**Raw data:**

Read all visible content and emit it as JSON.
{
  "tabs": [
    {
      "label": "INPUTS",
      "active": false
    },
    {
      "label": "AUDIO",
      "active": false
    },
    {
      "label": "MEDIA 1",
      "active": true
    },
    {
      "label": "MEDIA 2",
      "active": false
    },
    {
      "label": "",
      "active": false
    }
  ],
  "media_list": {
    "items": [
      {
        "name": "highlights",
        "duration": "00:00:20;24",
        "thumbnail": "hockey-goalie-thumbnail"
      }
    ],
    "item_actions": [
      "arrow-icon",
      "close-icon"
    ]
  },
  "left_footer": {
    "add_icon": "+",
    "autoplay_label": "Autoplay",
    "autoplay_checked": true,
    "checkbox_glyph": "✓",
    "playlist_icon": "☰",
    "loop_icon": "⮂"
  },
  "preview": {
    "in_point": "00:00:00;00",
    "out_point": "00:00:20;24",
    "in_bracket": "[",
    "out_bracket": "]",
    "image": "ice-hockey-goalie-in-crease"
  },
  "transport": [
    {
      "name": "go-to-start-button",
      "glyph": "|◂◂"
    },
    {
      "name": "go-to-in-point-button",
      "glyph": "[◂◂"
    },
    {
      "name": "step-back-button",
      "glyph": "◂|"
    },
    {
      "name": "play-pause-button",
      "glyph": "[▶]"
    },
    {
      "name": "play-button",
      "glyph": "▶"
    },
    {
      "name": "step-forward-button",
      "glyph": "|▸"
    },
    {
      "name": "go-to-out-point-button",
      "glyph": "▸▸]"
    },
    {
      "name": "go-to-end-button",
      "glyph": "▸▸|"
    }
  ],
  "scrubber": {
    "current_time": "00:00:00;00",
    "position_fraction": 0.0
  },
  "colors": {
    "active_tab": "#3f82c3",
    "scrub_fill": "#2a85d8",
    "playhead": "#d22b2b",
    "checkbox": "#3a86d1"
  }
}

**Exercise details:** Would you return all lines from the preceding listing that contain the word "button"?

**Worked solution:**
      "name": "go-to-start-button",
      "name": "go-to-in-point-button",
      "name": "step-back-button",
      "name": "play-pause-button",
      "name": "play-button",
      "name": "step-forward-button",
      "name": "go-to-out-point-button",
      "name": "go-to-end-button",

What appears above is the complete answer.